Employment of digitization of supply chain strategies in rural areas

Although in a somewhat disruptive way, the Covid onslaught has been an excellent trigger for the accelerated uptake of digitization by FMCG companies. And this digitization has not remained limited to metro cities and urban enclaves.

The pandemic has propelled the FMCG companies to explore digital initiatives across B2B and B2C channels in rural areas. Adoption of apps bringing onboard the humble Kirana stores and small shops location-wise has been one way forward. With digital payment services and platforms set up by the government and private players already gaining significant traction in rural India, the rural market has been brimming with opportunity. Of nearly 550 million mobile users in rural India, 260 million are on the internet enabling rural distribution for FMCG companies. In foundational infrastructure, almost 4.9 lakh km of optical fibre cable has been laid to cover 1.6 lakh Gram Panchayats with nearly 1.51 lakh Panchayats having become service-ready.

The rural market has been ripe for the taking

While FMCG companies have been proactive, that the authorities have nurtured the rural market in specific ways can’t be discounted. While reverse migration – albeit in unfortunate circumstances – did take a toll on urban economy and consumption, rural consumption saw support and reinforcement helped by favourable monsoons, massive government spending, the MGNREGA programmes and broader agricultural reforms.
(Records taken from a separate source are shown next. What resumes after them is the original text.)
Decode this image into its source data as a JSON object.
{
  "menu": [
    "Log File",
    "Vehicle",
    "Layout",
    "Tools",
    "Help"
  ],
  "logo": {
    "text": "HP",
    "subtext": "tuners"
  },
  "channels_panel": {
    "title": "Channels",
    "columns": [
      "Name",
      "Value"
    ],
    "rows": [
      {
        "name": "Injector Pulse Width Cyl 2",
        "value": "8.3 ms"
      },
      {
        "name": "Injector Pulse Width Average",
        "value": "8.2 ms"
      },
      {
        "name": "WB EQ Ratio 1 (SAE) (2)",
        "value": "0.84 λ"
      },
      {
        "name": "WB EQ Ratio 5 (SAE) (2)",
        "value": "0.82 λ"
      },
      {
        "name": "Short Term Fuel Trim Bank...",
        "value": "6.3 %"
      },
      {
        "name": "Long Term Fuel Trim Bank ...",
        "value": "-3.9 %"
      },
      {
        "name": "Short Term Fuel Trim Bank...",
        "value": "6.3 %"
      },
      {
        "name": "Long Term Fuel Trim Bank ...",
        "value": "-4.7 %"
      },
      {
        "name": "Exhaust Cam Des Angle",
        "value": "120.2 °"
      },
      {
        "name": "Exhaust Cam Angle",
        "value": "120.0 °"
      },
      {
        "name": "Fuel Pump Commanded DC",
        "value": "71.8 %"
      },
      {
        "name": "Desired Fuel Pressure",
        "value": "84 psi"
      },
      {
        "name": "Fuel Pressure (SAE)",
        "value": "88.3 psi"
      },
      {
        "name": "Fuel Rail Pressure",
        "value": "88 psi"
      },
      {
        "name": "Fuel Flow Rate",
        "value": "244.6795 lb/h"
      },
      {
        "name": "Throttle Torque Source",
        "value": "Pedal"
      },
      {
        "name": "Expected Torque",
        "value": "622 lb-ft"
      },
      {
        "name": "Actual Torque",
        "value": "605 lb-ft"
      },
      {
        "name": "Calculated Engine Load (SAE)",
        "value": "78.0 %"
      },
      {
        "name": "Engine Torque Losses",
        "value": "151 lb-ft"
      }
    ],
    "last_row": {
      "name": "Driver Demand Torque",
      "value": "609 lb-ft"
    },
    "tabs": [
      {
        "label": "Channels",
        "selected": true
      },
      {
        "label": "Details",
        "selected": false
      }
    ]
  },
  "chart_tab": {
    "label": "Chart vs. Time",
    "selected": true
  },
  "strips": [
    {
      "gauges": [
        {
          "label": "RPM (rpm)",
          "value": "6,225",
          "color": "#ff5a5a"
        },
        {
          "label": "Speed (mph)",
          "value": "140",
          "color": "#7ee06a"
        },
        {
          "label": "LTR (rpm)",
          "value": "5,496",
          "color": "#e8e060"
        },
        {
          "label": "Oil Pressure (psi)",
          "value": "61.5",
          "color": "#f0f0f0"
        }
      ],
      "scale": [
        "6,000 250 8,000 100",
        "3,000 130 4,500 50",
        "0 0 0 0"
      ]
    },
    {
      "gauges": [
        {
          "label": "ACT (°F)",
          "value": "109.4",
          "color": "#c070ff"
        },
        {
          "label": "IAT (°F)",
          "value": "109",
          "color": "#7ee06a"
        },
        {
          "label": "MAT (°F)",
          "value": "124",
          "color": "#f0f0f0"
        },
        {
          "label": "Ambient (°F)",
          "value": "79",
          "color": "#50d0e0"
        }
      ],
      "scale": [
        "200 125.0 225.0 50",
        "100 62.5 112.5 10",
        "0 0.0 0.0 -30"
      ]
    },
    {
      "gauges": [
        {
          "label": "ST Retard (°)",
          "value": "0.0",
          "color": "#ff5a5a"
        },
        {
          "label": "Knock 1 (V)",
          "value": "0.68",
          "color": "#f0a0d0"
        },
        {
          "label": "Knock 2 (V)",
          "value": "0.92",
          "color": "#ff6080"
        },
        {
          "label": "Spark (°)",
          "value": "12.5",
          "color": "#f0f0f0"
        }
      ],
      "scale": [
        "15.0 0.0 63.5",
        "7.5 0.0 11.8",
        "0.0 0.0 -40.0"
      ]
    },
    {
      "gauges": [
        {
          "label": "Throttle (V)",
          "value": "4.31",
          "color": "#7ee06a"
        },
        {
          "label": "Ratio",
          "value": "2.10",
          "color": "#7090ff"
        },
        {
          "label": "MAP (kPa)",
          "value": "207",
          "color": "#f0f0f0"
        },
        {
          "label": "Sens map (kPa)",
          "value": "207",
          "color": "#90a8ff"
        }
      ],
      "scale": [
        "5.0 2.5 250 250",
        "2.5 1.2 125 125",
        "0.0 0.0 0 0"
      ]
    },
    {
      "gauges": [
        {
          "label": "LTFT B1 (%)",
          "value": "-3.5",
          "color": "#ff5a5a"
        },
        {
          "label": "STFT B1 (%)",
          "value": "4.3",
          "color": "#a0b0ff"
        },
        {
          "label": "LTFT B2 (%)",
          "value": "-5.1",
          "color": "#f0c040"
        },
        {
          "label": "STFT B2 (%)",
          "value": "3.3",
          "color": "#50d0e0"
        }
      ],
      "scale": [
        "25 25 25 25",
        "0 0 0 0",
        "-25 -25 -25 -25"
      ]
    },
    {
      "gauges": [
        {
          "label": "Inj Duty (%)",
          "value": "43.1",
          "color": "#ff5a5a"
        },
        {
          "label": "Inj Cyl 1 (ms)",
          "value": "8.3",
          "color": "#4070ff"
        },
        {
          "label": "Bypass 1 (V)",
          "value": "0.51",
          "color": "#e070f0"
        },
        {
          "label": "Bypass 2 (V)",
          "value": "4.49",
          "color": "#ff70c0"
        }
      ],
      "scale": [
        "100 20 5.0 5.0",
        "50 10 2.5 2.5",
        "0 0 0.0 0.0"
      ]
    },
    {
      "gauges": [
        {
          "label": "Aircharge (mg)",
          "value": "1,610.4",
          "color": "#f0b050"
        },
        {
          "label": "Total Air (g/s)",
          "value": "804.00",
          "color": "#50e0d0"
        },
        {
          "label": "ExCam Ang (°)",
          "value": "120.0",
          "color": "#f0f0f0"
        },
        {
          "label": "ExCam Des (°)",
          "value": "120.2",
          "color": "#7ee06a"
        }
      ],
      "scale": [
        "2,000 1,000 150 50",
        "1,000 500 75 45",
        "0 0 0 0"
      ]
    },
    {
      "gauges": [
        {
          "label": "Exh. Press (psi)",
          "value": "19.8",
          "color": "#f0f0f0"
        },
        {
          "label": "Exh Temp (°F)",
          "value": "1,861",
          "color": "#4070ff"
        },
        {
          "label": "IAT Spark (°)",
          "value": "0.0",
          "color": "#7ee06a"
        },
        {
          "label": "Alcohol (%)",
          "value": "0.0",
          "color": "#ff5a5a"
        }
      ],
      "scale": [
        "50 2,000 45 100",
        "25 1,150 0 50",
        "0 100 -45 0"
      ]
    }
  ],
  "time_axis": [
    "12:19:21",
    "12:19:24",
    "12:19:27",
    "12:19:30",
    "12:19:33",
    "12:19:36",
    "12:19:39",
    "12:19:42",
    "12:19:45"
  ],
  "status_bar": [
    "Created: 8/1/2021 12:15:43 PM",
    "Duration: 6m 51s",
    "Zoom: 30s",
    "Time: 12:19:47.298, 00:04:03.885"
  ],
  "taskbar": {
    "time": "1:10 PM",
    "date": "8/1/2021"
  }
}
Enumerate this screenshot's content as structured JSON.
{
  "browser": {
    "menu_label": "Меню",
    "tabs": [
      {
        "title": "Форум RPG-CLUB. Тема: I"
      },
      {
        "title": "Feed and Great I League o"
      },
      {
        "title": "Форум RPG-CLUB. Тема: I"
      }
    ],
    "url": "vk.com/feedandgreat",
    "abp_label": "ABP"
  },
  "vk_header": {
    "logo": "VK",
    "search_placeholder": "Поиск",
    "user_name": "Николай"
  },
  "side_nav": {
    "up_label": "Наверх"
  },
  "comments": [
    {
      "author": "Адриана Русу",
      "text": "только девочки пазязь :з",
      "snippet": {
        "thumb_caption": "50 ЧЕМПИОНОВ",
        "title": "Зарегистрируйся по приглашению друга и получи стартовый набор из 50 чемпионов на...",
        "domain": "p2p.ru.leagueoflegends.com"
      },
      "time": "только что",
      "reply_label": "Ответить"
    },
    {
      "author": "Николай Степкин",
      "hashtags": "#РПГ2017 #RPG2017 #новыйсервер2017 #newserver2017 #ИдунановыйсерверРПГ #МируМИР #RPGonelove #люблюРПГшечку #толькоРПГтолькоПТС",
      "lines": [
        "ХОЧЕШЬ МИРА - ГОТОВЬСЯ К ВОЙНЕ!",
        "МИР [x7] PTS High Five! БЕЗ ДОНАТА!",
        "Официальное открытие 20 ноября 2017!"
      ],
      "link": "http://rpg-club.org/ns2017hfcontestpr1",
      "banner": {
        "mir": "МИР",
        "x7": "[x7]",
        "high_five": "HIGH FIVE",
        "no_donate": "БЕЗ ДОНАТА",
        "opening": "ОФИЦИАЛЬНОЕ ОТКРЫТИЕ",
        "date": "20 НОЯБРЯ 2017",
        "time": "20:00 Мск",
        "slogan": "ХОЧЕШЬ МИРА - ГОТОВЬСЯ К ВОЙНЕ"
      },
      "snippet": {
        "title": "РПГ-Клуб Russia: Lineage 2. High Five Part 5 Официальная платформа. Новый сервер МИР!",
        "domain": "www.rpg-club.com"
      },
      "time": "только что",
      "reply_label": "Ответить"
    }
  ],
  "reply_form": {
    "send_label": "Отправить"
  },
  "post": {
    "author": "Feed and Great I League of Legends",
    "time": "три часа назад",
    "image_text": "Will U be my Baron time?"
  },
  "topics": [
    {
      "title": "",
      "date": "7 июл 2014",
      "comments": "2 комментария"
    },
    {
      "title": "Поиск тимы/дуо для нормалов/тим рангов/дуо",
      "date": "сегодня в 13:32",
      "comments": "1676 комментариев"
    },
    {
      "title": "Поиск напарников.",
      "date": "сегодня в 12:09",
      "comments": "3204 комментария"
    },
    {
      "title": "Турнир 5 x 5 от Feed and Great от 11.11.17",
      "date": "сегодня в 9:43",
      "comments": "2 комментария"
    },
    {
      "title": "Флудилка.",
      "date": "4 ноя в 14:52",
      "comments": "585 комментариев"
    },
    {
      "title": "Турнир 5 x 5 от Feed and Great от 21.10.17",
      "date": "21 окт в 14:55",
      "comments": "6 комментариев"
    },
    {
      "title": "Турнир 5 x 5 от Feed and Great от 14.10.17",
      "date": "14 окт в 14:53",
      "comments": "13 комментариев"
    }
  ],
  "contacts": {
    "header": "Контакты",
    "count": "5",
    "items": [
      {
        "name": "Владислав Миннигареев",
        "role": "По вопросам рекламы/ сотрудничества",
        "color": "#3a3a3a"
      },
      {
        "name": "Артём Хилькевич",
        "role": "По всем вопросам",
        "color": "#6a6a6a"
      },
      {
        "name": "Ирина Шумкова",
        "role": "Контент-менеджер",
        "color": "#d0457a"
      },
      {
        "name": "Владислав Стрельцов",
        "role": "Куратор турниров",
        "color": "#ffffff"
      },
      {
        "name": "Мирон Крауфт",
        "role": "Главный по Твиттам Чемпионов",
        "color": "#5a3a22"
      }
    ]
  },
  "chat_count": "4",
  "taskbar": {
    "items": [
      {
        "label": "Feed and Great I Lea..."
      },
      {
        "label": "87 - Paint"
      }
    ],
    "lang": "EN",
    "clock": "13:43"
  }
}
Like they say, in every adversity lies an opportunity. If urban markets were faltering, it made eminent sense for FMCG companies to train their focus and energies on rural India. And rural India did not disappoint. A segment that contributes around 37 per cent of the total FMCG sales, a large part of which comes from food items, reported an impressive growth of 14.2% year-on-year in the third quarter 2020-21 against top metros’ 0.8% y-o-y figure for the same period. Indeed, bolstering of rural distribution networks has paid dividends.